| Directions for this task |
Return every entry exactly as written.

*** Stored data Section Begins ***

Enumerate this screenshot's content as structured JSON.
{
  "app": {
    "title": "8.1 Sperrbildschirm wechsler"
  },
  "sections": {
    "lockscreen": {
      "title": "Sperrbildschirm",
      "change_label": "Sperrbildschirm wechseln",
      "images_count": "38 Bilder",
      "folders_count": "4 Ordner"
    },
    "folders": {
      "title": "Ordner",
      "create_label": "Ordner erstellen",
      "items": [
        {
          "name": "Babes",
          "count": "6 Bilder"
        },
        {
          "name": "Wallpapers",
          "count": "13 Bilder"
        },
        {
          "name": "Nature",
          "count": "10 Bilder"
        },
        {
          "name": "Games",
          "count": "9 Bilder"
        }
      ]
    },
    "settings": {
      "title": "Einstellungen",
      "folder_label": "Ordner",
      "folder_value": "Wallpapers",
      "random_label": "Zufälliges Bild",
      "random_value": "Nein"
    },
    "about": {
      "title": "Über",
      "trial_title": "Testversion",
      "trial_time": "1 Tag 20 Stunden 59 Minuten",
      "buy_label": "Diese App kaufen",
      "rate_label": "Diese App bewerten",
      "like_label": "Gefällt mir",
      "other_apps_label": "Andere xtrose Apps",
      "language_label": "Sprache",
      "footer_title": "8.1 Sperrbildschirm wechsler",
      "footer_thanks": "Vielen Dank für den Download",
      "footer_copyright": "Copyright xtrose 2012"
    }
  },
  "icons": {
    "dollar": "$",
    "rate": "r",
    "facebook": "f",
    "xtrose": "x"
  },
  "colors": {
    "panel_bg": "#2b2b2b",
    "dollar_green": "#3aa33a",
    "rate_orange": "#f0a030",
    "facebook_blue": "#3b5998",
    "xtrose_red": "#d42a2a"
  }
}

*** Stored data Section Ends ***

| Problem solution |
Enumerate this screenshot's content as structured JSON.
{
  "app": {
    "title": "8.1 Sperrbildschirm wechsler"
  },
  "sections": {
    "lockscreen": {
      "title": "Sperrbildschirm",
      "change_label": "Sperrbildschirm wechseln",
      "images_count": "38 Bilder",
      "folders_count": "4 Ordner"
    },
    "folders": {
      "title": "Ordner",
      "create_label": "Ordner erstellen",
      "items": [
        {
          "name": "Babes",
          "count": "6 Bilder"
        },
        {
          "name": "Wallpapers",
          "count": "13 Bilder"
        },
        {
          "name": "Nature",
          "count": "10 Bilder"
        },
        {
          "name": "Games",
          "count": "9 Bilder"
        }
      ]
    },
    "settings": {
      "title": "Einstellungen",
      "folder_label": "Ordner",
      "folder_value": "Wallpapers",
      "random_label": "Zufälliges Bild",
      "random_value": "Nein"
    },
    "about": {
      "title": "Über",
      "trial_title": "Testversion",
      "trial_time": "1 Tag 20 Stunden 59 Minuten",
      "buy_label": "Diese App kaufen",
      "rate_label": "Diese App bewerten",
      "like_label": "Gefällt mir",
      "other_apps_label": "Andere xtrose Apps",
      "language_label": "Sprache",
      "footer_title": "8.1 Sperrbildschirm wechsler",
      "footer_thanks": "Vielen Dank für den Download",
      "footer_copyright": "Copyright xtrose 2012"
    }
  },
  "icons": {
    "dollar": "$",
    "rate": "r",
    "facebook": "f",
    "xtrose": "x"
  },
  "colors": {
    "panel_bg": "#2b2b2b",
    "dollar_green": "#3aa33a",
    "rate_orange": "#f0a030",
    "facebook_blue": "#3b5998",
    "xtrose_red": "#d42a2a"
  }
}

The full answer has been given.